“How am I doing on my investment or retirement goals?” is a question I get pretty often, most often from acquaintances, not clients. The questioner is usually looking for a comparison to other people her age to gauge whether the she’s ahead of or behind her peers. And my answer is typically some variation of, “It depends.” This answer is often unsatisfying, but it’s almost always the best answer.
Part of the reason “it depends” is a great answer is because it’s a rotten idea to compare yourself to others. I heard this quote recently and it really grabbed me: “Comparison is the death of joy,” attributed to Mark Twain. This is a solid thought for all of us in every aspect of life, but it’s especially a great point of view for financial planning and wealth management.
It’s bad to compare investments because:
- Your neighbor who is so successful doesn’t have all the same needs, priorities and timelines as you do for your financial life. For example, maybe her youngest child is 23 and yours is 11.

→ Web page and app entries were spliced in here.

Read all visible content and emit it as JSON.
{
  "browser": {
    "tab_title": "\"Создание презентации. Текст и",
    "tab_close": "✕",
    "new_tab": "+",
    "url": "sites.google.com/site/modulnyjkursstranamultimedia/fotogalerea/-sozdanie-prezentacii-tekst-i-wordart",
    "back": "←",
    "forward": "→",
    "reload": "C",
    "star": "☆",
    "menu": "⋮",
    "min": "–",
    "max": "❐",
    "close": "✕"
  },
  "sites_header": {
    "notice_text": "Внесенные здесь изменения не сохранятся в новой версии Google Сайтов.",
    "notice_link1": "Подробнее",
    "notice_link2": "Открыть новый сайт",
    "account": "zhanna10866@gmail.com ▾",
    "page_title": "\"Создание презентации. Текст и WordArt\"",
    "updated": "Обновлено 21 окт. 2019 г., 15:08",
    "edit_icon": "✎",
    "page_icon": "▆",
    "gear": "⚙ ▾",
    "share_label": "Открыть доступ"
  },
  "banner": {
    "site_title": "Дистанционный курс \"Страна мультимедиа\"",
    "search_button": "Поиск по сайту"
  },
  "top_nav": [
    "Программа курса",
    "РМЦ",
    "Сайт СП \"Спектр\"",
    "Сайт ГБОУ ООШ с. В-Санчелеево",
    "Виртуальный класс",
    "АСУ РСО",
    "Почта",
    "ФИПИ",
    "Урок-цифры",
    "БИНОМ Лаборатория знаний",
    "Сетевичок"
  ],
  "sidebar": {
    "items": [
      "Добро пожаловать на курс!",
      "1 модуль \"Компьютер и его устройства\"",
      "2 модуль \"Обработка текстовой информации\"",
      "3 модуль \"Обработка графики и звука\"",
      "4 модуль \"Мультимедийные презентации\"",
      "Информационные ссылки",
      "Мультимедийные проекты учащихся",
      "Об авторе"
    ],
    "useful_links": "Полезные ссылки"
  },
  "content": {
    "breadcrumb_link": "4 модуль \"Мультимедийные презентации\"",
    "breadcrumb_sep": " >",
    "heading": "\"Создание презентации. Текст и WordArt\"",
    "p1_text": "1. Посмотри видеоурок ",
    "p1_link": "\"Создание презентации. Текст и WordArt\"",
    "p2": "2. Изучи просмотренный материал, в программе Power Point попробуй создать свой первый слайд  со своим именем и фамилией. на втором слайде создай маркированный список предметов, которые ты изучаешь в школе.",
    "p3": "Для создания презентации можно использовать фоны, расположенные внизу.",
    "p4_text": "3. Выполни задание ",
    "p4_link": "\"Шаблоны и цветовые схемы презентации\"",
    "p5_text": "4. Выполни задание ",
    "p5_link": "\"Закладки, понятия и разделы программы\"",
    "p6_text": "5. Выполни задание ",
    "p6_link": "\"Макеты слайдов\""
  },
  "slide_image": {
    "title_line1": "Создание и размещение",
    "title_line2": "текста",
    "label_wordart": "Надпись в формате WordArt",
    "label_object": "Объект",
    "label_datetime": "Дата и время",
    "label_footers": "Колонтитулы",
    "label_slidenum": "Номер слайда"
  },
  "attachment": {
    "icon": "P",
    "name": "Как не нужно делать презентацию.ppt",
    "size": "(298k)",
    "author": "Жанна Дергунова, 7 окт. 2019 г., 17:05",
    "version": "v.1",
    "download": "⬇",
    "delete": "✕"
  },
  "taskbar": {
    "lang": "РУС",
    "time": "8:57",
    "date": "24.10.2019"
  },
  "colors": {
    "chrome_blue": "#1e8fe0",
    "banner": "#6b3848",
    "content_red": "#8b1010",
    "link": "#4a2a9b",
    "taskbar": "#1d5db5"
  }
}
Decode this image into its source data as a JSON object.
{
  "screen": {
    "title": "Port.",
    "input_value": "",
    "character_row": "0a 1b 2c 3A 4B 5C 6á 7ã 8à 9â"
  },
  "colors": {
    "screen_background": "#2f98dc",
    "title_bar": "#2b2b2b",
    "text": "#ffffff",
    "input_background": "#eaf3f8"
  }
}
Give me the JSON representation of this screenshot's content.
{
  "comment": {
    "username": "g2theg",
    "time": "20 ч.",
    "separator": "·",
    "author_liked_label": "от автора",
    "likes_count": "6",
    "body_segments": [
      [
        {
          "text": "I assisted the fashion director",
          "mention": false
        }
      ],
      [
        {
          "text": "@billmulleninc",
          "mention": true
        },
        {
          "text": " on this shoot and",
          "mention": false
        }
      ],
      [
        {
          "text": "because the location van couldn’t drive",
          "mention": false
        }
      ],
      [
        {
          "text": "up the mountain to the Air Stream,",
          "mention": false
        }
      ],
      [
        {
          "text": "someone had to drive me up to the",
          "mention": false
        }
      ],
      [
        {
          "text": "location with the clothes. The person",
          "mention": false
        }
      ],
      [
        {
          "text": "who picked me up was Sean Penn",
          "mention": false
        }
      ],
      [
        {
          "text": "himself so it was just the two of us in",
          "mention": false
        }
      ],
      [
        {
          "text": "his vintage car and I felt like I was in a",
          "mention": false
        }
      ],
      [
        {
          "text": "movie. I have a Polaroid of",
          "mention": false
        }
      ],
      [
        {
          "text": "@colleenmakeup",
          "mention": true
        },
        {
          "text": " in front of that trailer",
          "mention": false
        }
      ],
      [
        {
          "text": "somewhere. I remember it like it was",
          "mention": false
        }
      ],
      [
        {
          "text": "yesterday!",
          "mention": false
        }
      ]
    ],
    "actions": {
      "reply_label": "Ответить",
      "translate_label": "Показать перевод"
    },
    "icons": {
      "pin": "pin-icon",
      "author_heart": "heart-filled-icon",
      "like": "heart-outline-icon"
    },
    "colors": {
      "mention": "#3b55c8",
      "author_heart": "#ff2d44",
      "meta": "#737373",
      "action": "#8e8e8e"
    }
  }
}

- Market indexes are not always helpful except in a really general way.
- Stock indexes have been around for decades. They are always in the market. They never need to liquidate to pay for your retirement home in Florida.
- Even stock indexes like the S&P 500 represent only part of the market. You may very likely own a portfolio that contains a broader selection of investments. Maybe you own some bonds. Maybe you have a bunch of cash in your account since you know you will have a tax bill due in about four months. All of these factors will make your account perform very differently from an index.
- Your brother-in-law who reads Money magazine and made a killing on bitcoin might not be quite as successful as he sounds.
- The tales friends and neighbors tell about their great investments need to be put into context.
- Nobody talks about the dumb stuff they did that blew up.
- Most people exaggerate their success and minimize their failures, just because of human nature.
- Like great golf shots and fishing stories, great investments are often hard to verify and don’t always reflect the exact situation.
- Few people working on their own keep great records of their investment performance. It’s possible to carefully document additions to the account and changes in value, then adjust for the time period and arrive at an annualize performance, but most folks don’t bother.
Setting retirement goals
I suggest that instead of comparing your financial situation to somebody else’s, you take some time to reflect on your goals, how things are going and how to be sure about how things are going. A great place to start is to meet with a CERTIFIED FINANCIAL PLANNER™ professional who is always her client’s advocate – a fiduciary advisor – and who ONLY works for her clients – a fee-only advisor – to discuss and talk about your financial plan.
A CFP® professional can help you create a comprehensive financial plan that is driven by your goals and priorities and addresses all aspects of your financial life. With a big-picture approach, you will get a meaningful understanding of how you are doing at meeting your goals. And, you will get a personalized action plan for how to move forward.
Yes, I am a CFP® professional. I’m always a fiduciary and I only work on a fee basis. And, yes, I’m still taking on a few great families to be part of my financial planning practice.
If you want to know how you are doing, give me a call at 612-436-3770 or contact my office at firstname.lastname@example.org. I am always happy to meet with people who are working on their financial plans. Dunncreek Advisors does not provide legal or tax advice, nor is this article intended to do so.